▶ Task to carry out: From the entries below, copy every line holding the word "text".

[Entries from a dataset of interfaces]

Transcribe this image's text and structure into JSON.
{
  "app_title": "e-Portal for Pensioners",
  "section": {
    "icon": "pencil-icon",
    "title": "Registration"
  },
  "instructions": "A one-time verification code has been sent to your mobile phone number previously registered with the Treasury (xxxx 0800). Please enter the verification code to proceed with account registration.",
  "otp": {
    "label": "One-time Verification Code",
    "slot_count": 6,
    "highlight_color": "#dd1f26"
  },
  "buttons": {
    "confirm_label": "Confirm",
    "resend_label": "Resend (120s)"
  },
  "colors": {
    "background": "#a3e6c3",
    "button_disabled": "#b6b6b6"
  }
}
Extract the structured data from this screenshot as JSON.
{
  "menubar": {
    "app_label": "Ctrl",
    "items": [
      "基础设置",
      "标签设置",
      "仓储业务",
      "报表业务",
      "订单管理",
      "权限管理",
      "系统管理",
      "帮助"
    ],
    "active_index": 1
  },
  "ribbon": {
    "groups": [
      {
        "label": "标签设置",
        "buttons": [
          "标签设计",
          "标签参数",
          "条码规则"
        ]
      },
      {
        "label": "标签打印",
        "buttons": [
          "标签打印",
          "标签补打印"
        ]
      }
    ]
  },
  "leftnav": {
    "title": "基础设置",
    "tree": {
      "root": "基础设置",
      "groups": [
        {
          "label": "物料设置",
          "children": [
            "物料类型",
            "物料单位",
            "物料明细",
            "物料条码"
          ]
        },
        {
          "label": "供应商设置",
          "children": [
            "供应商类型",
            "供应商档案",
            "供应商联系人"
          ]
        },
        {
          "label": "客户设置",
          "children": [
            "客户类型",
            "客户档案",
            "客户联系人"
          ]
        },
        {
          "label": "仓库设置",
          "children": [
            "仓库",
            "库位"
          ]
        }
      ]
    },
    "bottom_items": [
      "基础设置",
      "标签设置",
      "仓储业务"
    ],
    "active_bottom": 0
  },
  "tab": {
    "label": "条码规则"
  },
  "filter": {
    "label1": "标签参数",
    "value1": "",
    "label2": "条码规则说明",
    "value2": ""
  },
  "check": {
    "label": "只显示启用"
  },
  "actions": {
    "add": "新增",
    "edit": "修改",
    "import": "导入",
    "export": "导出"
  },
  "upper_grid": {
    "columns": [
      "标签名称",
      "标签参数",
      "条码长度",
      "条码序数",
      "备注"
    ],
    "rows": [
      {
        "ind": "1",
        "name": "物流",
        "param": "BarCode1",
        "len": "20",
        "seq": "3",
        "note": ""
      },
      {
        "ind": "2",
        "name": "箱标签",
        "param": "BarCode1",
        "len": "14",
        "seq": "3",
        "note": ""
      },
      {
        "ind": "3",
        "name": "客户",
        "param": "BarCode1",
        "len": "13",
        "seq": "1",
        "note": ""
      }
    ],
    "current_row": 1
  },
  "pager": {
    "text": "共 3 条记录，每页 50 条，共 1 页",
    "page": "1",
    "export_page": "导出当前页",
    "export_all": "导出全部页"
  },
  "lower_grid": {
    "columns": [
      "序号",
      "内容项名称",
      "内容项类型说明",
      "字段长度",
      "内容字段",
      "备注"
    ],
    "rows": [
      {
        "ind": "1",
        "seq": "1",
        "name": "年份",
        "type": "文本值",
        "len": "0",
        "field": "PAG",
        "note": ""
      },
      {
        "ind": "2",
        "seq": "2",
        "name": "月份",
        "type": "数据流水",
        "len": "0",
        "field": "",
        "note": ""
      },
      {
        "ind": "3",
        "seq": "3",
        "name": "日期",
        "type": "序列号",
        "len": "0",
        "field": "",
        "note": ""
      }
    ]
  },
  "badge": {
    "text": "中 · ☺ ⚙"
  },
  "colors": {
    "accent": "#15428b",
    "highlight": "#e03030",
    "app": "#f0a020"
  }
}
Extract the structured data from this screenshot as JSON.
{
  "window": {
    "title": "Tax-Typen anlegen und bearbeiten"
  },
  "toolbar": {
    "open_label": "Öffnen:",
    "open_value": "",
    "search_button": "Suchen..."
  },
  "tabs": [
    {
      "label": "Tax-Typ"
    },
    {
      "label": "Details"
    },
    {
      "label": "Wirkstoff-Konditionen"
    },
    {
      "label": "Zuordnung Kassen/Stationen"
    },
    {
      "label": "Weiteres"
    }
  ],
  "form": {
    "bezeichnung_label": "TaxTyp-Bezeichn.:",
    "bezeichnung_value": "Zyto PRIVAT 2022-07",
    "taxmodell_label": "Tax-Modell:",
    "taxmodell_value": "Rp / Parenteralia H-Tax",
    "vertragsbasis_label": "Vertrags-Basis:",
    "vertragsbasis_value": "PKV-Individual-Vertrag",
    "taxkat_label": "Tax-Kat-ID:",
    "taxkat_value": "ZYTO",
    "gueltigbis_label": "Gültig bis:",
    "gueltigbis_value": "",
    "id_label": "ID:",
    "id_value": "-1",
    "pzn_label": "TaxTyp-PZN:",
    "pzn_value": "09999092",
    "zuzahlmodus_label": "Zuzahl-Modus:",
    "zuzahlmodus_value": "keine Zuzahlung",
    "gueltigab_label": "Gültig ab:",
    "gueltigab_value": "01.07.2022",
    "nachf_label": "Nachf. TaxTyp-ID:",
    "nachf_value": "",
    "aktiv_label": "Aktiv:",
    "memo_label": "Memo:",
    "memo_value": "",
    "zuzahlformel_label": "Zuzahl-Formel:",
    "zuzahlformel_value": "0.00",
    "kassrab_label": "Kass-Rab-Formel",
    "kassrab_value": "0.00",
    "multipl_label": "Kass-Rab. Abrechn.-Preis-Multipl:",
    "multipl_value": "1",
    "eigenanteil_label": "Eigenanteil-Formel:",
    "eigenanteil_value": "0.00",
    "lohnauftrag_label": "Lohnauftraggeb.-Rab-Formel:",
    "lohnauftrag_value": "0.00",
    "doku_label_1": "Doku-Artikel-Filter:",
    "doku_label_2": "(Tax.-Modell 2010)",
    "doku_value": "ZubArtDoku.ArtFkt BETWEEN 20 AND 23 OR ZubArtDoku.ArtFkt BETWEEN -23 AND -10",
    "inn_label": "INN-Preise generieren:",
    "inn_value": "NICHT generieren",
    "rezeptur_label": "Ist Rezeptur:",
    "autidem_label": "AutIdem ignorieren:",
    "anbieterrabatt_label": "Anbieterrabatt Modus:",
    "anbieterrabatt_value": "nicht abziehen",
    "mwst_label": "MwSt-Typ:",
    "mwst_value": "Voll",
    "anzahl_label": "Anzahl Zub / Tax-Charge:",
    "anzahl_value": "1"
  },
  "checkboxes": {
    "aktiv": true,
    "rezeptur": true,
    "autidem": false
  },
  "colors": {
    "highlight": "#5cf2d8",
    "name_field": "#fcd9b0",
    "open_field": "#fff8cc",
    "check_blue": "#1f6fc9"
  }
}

▶ Result of this exercise:
Transcribe this image's text and structure into JSON.
    "text": "共 3 条记录，每页 50 条，共 1 页",
    "text": "中 · ☺ ⚙"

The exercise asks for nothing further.